KABUL (Reuters) - Afghanistan needs billions of dollars for dams and irrigation to feed and provide power for its growing population after decades of war, with future water supply a major security challenge, Afghan and foreign officials say.
Most of Afghanistan’s precious water is allowed to flow out to its neighbors, a situation which must be changed quickly if the country is to sustain itself, deputy Water and Energy Minister Shujauddin Ziayee told Reuters recently.
“In 30 years, the size of our population will double, so will our water, food and electricity needs. The same is true with our neighbors,” he said.
Rugged and landlocked Afghanistan has had historical disputes with its central and south Asian neighbors over the flow of water from mountain rivers which irrigate most of its crops. It loses about two-thirds of its water from rain and snow annually.
For centuries, because of its geographical location, most of the water from Afghanistan’s main river basins has poured north to central Asia, east to Pakistan or west to Iran.
Pakistan and Iran have both spent billions in recent decades building dams and reservoirs to store water for consumption and generating power. Afghanistan been unable to make any effort at all, three decades of war ruining its water infrastructure.
“In total, the amount of rain and snowfall in Afghanistan makes 57 billion cubic meters of water annually. Unfortunately, between 30 to 35 percent of this water can be used in Afghanistan and the rest ends up in foreign countries,” Ziayee said.
The loss of water means only 25 percent of Afghanistan’s estimated 28 million people have access to clean water. Afghanistan produces just one percent of the 23,000 megawatts of hydroelectricity it needs, and has less water than needed for growing wheat and other food commodities.
Only 1.5 million hectares of agricultural land were irrigated in 2002 and an additional 300,000 hectares rehabilitated since — less than half the area irrigated in 1979, when the war began — said the East West Institute think tank in a report last year.
“The almost total absence of bilateral or regional cooperation on water between Afghanistan and its neighbors is a serious threat to sustainable development and security in the region,” the report said.
“The ever-increasing demand for water, the unpredictable availability of water and the inefficient management of water resources combine to form a complex but solvable challenge to regional security and development,” it said.
Since the ouster of the Taliban in 2001, Afghanistan has been carrying out surveys on how and where to build dams both for its growing energy needs and water management.
The surveys have taken years and are almost over, but the cash-strapped country needs nearly $11 billion for its ambitious water projects, Ziayee said.
The international community, which has poured in billions of dollars since the Taliban’s fall, has so far done little to provide funds for such schemes. This may be because building dams takes years and donors are reluctant to fund long-term projects.
One exception is India, which has had historical ties with many Afghan governments but has tense relations with nuclear-armed rival and neighbor Pakistan. New Delhi has been spending some $150 million to build a dam in Afghanistan.
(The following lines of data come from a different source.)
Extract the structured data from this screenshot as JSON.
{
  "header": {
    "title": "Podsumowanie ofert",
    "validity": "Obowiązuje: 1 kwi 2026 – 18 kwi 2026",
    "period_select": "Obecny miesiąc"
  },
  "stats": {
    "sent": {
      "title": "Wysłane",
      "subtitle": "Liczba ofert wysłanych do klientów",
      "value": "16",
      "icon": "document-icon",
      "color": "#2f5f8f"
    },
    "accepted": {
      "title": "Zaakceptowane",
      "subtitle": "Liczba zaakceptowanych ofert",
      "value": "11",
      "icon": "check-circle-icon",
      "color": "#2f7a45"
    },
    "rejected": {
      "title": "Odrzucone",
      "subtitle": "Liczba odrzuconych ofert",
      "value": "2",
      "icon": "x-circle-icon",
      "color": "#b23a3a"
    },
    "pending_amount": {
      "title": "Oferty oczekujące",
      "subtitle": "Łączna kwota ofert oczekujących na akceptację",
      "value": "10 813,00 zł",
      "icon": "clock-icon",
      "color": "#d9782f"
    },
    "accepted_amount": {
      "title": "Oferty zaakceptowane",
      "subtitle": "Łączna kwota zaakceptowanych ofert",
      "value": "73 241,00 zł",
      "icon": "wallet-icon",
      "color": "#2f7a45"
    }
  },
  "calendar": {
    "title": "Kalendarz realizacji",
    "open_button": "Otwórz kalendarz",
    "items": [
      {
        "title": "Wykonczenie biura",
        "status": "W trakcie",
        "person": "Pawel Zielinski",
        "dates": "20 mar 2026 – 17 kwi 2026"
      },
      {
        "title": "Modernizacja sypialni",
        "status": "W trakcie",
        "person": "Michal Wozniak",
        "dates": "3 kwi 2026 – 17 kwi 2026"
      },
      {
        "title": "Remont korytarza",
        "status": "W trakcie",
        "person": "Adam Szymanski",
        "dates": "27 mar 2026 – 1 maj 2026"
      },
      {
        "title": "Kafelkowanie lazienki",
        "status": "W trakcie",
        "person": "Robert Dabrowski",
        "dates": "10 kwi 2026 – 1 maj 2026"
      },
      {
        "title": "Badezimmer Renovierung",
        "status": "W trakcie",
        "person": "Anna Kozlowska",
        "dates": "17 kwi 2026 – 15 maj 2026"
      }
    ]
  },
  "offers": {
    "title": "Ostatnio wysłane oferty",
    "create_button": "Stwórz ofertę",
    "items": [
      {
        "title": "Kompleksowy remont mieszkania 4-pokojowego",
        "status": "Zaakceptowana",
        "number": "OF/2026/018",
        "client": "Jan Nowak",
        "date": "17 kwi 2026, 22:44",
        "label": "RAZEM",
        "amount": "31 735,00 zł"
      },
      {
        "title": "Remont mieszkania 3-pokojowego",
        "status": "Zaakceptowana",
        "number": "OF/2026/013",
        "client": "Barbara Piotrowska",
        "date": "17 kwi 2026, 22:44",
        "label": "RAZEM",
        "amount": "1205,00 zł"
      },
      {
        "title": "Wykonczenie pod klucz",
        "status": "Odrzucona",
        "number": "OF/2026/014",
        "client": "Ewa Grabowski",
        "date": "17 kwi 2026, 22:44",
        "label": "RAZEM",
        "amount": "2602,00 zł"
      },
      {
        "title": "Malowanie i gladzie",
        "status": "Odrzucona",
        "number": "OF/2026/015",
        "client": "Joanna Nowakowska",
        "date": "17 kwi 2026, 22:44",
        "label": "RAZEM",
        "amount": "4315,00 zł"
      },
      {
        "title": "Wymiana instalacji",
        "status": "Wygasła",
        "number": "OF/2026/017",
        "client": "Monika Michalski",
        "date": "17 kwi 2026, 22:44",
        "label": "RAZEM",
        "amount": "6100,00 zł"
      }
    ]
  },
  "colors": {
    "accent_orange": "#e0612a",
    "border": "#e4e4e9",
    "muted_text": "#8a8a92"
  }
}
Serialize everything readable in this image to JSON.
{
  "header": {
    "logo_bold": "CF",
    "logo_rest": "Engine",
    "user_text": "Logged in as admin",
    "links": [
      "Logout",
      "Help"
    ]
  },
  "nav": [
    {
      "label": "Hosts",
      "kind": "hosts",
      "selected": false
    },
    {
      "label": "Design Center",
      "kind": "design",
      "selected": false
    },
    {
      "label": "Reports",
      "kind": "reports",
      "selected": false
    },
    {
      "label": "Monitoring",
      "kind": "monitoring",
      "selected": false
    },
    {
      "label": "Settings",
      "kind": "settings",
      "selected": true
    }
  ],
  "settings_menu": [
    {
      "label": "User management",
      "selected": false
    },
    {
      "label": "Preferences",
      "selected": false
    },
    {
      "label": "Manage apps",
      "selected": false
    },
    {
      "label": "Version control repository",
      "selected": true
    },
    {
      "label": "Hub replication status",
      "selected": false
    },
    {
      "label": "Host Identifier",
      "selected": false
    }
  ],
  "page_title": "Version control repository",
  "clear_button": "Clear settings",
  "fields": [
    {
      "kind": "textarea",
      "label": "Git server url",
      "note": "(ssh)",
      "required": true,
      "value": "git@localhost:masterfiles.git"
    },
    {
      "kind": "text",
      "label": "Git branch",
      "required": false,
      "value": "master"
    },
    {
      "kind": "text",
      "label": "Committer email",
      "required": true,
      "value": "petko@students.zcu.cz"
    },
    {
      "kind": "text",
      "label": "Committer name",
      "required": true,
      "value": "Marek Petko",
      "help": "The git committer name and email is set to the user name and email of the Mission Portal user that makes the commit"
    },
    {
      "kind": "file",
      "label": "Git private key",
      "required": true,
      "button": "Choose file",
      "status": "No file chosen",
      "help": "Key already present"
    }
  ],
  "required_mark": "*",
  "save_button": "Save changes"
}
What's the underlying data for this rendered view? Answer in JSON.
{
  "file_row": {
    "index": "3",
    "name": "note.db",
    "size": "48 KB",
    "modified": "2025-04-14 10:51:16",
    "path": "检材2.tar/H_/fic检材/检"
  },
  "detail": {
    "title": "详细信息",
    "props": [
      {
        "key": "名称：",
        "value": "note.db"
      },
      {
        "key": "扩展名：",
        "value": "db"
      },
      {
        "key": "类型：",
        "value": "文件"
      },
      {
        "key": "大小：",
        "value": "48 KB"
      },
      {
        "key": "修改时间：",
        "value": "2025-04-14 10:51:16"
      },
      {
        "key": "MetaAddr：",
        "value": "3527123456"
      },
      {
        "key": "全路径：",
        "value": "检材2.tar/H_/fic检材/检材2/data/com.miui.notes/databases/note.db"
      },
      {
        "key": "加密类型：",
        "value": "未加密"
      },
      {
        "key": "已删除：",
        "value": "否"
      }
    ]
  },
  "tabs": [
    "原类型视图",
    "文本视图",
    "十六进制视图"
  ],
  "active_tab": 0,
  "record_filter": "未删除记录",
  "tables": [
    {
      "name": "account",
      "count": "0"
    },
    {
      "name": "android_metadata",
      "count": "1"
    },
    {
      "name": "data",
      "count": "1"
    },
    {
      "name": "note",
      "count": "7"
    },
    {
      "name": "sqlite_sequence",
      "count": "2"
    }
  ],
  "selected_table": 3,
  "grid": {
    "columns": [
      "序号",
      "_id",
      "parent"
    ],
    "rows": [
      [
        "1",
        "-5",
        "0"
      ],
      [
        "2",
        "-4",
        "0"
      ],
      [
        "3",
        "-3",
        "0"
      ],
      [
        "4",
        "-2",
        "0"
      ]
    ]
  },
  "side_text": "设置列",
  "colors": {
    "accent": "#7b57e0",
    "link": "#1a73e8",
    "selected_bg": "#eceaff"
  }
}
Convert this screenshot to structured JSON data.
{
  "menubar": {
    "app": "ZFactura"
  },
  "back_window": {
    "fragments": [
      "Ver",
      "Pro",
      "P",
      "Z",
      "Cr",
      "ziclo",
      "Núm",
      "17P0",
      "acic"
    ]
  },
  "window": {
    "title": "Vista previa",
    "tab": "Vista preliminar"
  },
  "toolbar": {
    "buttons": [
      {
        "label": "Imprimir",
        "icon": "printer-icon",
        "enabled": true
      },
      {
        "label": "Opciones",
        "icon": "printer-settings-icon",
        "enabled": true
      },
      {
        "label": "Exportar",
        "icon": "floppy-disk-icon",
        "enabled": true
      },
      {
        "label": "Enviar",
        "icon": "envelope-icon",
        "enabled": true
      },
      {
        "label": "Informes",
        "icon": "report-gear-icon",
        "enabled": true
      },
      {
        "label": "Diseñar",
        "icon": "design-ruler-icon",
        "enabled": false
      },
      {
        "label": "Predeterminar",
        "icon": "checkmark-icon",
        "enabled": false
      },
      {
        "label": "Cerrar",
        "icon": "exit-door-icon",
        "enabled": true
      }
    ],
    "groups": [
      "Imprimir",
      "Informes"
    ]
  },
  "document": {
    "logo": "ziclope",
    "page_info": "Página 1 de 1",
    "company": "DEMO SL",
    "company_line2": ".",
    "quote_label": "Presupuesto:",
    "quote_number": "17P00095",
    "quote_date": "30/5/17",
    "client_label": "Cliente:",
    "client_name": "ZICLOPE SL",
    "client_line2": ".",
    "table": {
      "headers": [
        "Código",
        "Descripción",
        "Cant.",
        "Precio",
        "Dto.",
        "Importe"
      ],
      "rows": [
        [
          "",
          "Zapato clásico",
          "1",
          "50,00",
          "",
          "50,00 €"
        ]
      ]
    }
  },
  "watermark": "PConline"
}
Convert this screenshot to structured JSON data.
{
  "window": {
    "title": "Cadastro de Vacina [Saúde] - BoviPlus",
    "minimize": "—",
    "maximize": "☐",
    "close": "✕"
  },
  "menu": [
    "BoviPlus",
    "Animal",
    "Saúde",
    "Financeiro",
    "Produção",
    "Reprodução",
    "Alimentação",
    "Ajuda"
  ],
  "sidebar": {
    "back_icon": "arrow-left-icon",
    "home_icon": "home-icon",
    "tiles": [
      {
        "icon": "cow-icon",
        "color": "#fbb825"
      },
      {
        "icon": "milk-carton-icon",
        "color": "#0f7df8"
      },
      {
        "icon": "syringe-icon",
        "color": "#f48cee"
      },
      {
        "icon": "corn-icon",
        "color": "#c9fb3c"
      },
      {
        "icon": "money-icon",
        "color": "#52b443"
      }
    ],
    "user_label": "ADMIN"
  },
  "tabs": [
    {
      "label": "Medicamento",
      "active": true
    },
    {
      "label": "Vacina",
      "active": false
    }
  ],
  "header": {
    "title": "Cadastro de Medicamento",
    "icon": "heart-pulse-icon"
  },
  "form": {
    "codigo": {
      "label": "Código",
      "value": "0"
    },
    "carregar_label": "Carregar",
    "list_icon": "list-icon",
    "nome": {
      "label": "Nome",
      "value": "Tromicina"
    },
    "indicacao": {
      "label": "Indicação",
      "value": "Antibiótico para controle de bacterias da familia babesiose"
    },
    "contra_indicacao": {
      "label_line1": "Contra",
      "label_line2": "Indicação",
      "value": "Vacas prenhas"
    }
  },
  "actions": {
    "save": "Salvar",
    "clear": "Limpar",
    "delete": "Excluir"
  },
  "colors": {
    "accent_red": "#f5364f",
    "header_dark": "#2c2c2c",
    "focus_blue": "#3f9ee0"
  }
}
The Salma dam project, which was planned in the 1970s, has been under way for four years. It is located in the Cheshti Sharif district of Herat province, which borders Iran.
Poor security and attacks by suspected militants have at times slowed construction.
This year, Kabul is planning to start building four small dams elsewhere at a cost of $110 million, Ziayee said. It hopes to start the first phase of one $450 million dam project in the east next year, and another in the west, he said.
“Water is said to be politics and war — and the source of future wars. We are not the only ones who will see our population grow,” Ziayee said.
Editing by Peter Graff and Paul Tait